THE PROBLEM: Scan the entries below and state how many lines contain "term". No other output.

[Entries from a dataset of interfaces]
◇ ◇ ◇

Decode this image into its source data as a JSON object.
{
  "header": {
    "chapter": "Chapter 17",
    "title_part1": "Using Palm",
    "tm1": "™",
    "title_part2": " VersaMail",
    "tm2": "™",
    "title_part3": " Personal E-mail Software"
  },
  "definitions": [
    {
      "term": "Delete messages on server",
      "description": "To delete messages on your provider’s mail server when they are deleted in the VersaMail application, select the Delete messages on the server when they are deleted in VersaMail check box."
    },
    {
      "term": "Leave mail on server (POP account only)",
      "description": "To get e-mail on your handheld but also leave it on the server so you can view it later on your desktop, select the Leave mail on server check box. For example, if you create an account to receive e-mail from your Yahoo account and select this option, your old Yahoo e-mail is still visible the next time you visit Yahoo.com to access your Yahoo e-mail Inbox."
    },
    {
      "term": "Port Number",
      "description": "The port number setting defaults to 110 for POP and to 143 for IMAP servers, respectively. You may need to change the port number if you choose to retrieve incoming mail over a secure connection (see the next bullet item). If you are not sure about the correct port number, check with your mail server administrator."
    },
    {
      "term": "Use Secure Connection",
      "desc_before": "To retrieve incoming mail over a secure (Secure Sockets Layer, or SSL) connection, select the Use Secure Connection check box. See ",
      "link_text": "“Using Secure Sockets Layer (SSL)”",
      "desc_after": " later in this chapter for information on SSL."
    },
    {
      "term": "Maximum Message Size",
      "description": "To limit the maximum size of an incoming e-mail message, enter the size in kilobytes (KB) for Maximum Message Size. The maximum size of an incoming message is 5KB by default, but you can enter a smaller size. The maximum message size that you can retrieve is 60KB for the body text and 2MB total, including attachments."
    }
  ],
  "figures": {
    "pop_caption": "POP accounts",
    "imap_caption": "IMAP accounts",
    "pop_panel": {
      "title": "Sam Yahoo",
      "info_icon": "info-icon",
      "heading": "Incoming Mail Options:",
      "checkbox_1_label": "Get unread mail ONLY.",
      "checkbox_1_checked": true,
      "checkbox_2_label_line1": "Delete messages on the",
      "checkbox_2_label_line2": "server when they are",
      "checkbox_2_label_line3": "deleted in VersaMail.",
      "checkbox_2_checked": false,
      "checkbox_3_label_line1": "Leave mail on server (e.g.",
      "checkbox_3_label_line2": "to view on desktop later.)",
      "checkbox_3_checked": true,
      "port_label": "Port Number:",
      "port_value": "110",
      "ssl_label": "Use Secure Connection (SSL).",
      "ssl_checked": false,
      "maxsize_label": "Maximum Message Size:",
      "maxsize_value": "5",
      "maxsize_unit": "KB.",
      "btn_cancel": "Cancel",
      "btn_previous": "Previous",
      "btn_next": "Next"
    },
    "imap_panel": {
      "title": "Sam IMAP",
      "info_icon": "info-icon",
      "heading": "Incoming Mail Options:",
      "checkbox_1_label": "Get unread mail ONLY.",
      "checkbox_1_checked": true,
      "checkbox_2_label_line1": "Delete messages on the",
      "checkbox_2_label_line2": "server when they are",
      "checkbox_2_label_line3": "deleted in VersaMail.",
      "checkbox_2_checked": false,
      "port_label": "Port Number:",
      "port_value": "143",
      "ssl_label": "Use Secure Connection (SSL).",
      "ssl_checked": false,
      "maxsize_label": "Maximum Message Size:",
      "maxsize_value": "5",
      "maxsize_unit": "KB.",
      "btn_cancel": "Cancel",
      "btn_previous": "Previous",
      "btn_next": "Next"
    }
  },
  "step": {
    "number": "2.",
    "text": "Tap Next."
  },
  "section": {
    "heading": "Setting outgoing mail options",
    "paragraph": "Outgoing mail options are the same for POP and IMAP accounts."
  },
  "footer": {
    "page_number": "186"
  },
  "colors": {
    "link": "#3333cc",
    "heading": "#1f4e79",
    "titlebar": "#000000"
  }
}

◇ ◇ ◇

ANSWER SECTION: 5